View of a lake from the woods

The Alabama Water Institute is being established as a world-class, interdisciplinary research institute that engages in basic and applied research in the area of fresh water. It will leverage existing strengths at The University of Alabama, address future challenges and provide broadbased strategic planning so the state, region and nation meet water needs of the future. The Alabama Water Institute will collaborate across the entire University as well as with peer institutions and regional centers.

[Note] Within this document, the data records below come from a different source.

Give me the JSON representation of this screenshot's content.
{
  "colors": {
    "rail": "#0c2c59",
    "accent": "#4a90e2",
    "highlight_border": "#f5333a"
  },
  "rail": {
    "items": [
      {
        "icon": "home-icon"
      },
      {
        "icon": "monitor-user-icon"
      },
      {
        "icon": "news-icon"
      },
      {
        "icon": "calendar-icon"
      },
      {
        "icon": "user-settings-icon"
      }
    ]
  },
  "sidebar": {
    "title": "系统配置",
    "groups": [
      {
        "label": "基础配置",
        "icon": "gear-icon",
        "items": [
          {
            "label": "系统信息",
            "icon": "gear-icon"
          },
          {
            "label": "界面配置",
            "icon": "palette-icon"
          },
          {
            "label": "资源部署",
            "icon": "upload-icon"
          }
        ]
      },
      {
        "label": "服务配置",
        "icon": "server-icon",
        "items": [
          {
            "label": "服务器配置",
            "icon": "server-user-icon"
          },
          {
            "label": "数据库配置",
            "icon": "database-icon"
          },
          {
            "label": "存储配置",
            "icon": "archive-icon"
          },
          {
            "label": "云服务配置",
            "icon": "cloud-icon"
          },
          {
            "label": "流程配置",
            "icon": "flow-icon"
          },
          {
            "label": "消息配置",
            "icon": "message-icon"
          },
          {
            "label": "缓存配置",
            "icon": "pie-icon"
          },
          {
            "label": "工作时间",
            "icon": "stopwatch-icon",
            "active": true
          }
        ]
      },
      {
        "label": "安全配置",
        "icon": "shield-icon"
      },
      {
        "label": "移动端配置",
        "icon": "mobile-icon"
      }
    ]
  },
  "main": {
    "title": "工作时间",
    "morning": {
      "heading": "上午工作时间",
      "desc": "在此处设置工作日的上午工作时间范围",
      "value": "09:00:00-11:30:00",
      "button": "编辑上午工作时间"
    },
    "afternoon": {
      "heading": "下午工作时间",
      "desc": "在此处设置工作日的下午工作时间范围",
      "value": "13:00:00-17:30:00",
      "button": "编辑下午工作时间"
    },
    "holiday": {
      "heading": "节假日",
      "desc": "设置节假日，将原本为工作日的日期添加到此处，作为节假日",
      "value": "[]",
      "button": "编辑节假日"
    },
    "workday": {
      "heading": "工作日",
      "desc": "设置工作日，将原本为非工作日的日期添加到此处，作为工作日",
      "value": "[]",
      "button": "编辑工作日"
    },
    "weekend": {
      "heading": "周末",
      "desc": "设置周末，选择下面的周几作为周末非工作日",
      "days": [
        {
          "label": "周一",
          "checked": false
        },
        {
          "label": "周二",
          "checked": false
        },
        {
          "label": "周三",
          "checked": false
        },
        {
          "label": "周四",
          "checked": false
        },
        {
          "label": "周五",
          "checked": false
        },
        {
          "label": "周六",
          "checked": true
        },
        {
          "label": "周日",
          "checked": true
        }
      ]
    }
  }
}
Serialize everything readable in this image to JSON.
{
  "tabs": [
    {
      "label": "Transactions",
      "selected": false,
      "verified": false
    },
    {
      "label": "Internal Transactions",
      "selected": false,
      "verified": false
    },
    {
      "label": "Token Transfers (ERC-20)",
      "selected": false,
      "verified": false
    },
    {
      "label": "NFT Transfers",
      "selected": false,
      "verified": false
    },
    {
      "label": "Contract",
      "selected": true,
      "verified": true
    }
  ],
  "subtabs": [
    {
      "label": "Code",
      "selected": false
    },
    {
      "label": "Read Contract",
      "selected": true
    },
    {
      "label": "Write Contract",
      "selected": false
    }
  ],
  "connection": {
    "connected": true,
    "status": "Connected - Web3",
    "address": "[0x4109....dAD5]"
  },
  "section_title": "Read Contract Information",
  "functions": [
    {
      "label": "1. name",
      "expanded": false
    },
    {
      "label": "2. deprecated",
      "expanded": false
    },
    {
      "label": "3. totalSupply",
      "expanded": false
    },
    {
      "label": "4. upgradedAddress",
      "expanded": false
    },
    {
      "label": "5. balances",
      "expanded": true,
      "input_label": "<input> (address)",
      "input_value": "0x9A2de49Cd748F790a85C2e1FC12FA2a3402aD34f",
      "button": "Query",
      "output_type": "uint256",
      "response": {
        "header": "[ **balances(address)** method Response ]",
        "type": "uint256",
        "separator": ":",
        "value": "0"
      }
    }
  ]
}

The National Academy of Engineering identified access to clean water as one of the major challenges facing people of the world this century. The fundamental problem is not that the world does not have enough fresh water, but that clean, well-managed water is not located, nor can it be easily moved, to those who need it. Ironically, having too much water may be even worse than having too little as estimates of the global costs of flooding run into the trillions of dollars. Outside of drinking and sanitation, the majority of fresh water is required for agriculture and industry as major business decisions are frequently based on access to sufficient water.

Work across campus

Initially, the Institute will embrace the activities of four existing research centers at UA:

  • Center for Freshwater Studies
  • Center for Advanced Public Safety
  • Environmental Institute
  • Water Policy and Law Institute

Other areas on campus with involvement should include:

  • Alabama Center for Insurance Information and Research
  • Center for Business and Economic Research
  • Center for Sedimentary Basin Studies

The University anticipates establishing two new research centers in hydrology and remote sensing that will fall under the umbrella of the Alabama Water Institute.

The Alabama Water Institute will work closely with the National Water Center, a NOAA facility located on the University campus. The National Water Center is a part of NOAA Office of Water Prediction that includes elements in Maryland, Minnesota and Alabama.